Jesus is coming, but not as at His first advent, a babe in Bethlehem; not as He rode into Jerusalem, when the disciples praised God with a loud voice and cried, “Hosanna”; but in the glory of the Father and with all the retinue of holy angels to escort Him on His way to earth. All heaven will be emptied of the angels, while the waiting saints will be looking for Him and gazing into heaven, as were the men of Galilee when He ascended from the Mount of Olivet. Then only those who are holy, those who have followed fully the meek Pattern, will with rapturous joy exclaim as they behold Him, “Lo, this is our God; we have waited for Him, and He will save us.” And they will be changed “in a moment, in the twinkling of an eye, at the last trump”—that trump which wakes the sleeping saints, and calls them forth from their dusty beds, clothed with glorious immortality, and shouting, “Victory! Victory over death and the grave!” The changed saints are then caught up together with the angels to meet the Lord in the air, never more to be separated from the object of their love. EW 110.1
With such a prospect as this before us, such a glorious hope, such a redemption that Christ has purchased for us by His own blood, shall we hold our peace?
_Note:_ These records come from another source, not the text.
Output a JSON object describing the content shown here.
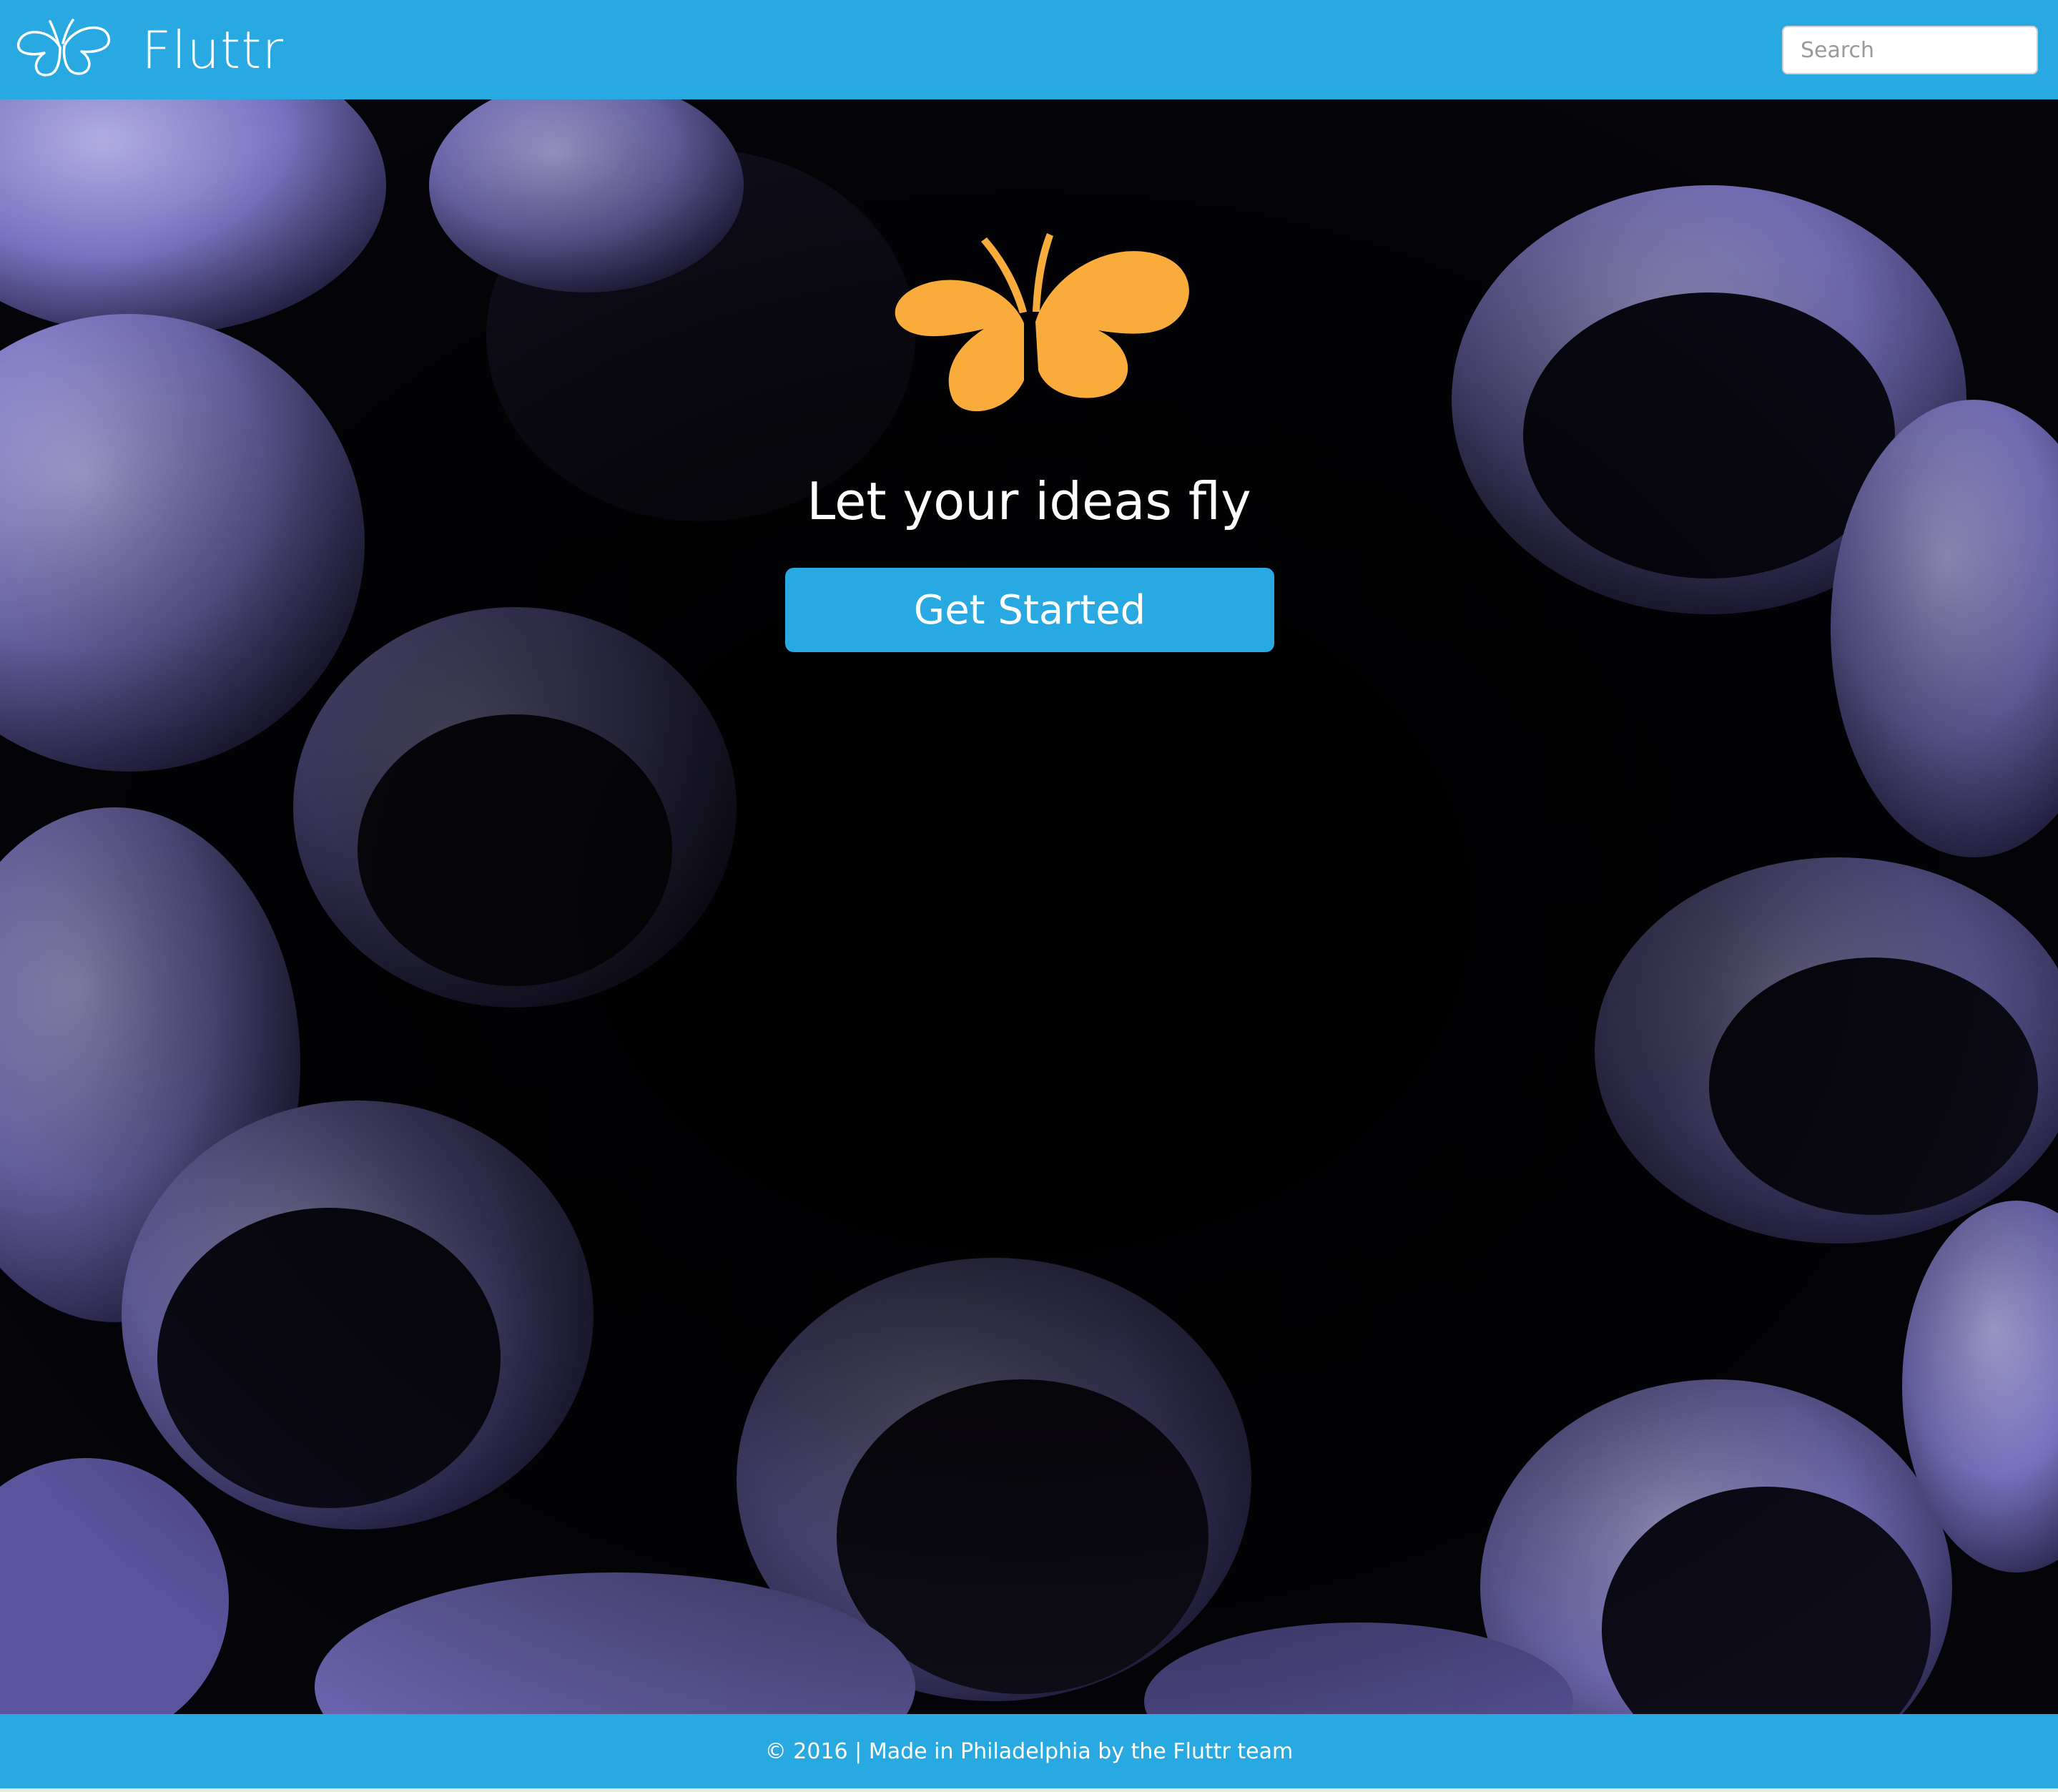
{
  "navbar": {
    "brand_name": "Fluttr",
    "logo_icon": "butterfly-outline-icon",
    "search": {
      "placeholder": "Search",
      "value": ""
    }
  },
  "hero": {
    "logo_icon": "butterfly-icon",
    "tagline": "Let your ideas fly",
    "cta_label": "Get Started",
    "background": "football-players-huddle-photo"
  },
  "footer": {
    "text": "© 2016 | Made in Philadelphia by the Fluttr team"
  },
  "colors": {
    "brand_blue": "#29a9e1",
    "logo_orange": "#f9ab3c",
    "hero_tint": "#7b76c6"
  }
}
Shall we not praise God even with a loud voice, as did the disciples when Jesus rode into Jerusalem? Is not our prospect far more glorious than was theirs? Who dare then forbid us glorifying God, even with a loud voice, when we have such a hope, big with immortality, and full of glory? We have tasted of the powers of the world to come, and long for more. My whole being cries out after the living God, and I shall not be satisfied until I am filled with all His fullness. EW 110.2Read in context »
This world has been visited by the Majesty of heaven, the Son of God. “God so loved the world, that He gave His only-begotten Son, that whosoever believeth in Him should not perish, but have everlasting life.” Christ came to this world as the expression of the very heart and mind and nature and character of God. He was the brightness of the Father's glory, the express image of His person. But He laid aside His royal robe and kingly crown, and stepped down from His high command to take the place of a servant. He was rich, but for our sake, that we might have eternal riches, He became poor. He made the world, but so completely did He empty Himself that during His ministry He declared, “Foxes have holes, and the birds of the air have nests; but the Son of man hath not where to lay His head.” MM 19.1Read in context »